The One Night Count sets in motion a full year of education, engagement, and action for Seattle/King County Coalition on Homelessness (SKCCH ~ pronounced "Skitch!"). We work throughout the year to make sure that every person who is homeless counts. Please consider making a gift to support our Everyone Counts Campaign. We educate, speak up, and act at the local, county, state, and federal levels for safety, survival, housing, and justice - and you can be part of the action!
Because Everyone Counts, the Coalition on Homelessness offers ways to take
actions that make a difference beyond the Count.
- Sign advocacy postcards at the 10 Count headquarters.
SKCCH members will hand-deliver the signed postcards to Democratic and Republican leaders in Olympia.
Download the postcard template.
- Attend a "Homelessness Advocacy 101" workshop.
A lively, informative, and inspiring workshop for anyone who wants to learn how to speak up for the smart investments, sound policies, and robust budgets that house people and keep them safe.
Learn more here
- Sign up for our Take Action! Alerts
Alerts keep our friends and allies informed about when they can really make a difference by speaking up on key priorities like the Housing Trust Fund and Disability Lifeline.
Sign up here.
See our publications for One Night Count results.
What is the One Night Count?
King County has one of the nation's best-established point-in-time counts of homeless people. The One Night Count remains the largest community-organized count in the United States. Since 1980, SKCCH and Operation Nightwatch have organized the One Night Count of people who are without shelter.
The One Night Count has two parts:
- A survey of emergency shelter and transitional housing providers about who is staying in their programs or facilities on that night. Staff from the King County Community Services Division, Homeless Housing Program coordinate the survey.
- A street count of people who are homeless, without shelter and staying outside, in vehicles or in makeshift shelters. SKCCH has expanded the count from its downtown Seattle origins to include parts of 11 suburban cities and unincorporated King County and Metro Night Owl buses.
When is the One Night Count?
The annual Count takes place at the end of January.
How does the count work?
Over 900 volunteers go out with 125 trained team leaders to pre-arranged areas in parts of Seattle, Bellevue, Kirkland, Redmond, Shoreline, Kenmore, Bothell, Woodinville, Kent, Federal Way, Renton, Auburn, and White Center. The Count is only possible through the dedicated support from hundreds of individuals and dozens of community organizations, congregations and government agencies.

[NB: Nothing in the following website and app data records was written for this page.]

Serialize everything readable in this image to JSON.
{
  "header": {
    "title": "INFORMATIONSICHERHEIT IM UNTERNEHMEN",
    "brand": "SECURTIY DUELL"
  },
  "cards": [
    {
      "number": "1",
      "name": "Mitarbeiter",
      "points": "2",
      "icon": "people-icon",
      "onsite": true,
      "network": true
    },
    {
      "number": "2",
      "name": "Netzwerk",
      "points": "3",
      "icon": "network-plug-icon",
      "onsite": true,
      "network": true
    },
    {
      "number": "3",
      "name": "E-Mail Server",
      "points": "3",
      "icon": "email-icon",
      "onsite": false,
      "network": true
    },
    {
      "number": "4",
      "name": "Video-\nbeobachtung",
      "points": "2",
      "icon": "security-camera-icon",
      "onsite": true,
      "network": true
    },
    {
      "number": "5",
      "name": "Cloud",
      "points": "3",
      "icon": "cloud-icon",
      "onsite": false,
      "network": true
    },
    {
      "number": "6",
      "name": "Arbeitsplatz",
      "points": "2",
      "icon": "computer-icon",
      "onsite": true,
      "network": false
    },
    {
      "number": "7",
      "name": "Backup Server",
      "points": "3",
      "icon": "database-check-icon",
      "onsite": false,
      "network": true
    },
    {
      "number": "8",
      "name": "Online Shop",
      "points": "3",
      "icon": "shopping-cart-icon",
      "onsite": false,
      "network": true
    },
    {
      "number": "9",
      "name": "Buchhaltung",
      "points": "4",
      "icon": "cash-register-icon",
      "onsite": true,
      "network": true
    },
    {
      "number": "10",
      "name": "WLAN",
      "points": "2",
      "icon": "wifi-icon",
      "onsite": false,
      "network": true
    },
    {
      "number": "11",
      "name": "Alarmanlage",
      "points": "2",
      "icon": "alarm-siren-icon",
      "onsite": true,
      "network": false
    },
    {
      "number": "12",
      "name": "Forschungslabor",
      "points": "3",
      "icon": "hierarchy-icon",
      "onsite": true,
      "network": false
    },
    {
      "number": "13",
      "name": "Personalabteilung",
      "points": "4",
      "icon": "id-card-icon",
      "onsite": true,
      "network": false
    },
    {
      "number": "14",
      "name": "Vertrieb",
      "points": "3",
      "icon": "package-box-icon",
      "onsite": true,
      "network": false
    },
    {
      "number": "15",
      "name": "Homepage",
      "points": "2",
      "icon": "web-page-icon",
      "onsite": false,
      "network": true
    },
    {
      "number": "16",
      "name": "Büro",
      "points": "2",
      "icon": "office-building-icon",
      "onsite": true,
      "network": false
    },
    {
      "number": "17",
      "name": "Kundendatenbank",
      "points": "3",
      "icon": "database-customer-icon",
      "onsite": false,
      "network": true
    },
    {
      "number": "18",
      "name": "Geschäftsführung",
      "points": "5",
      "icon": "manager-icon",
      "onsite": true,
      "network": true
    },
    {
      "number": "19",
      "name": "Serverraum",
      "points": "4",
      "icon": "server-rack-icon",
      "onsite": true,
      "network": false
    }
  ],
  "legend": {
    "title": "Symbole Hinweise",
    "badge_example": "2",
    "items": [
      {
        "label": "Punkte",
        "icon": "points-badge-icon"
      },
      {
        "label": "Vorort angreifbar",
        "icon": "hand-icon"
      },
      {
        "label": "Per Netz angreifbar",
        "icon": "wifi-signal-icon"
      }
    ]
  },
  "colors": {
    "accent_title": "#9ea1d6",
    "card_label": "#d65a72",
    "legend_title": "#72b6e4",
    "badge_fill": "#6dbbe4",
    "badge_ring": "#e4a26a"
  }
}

Since 2006, partial funding for the One Night Count has been provided by the King County Committee to End Homelessness, the coalition of government, business and nonprofits responsible for implementing our community's Ten Year Plan to End Homelessness. The Count helps to inform progress on the Plan, as well as provide insight into the dynamics of homelessness and inform strategies for solving it.
Why do we do the Count?
We carry out the One Night Count for two reasons: to document the nature and extent of homelessness in King County, and to build public engagement and action around the issue. It is a solemn and eye-opening opportunity to witness the survival struggles of our neighbors who are homeless. Hundreds of community members come together for this annual count, which acts as a powerful launching off point for participants to speak up and act and write and advocate to end this crisis.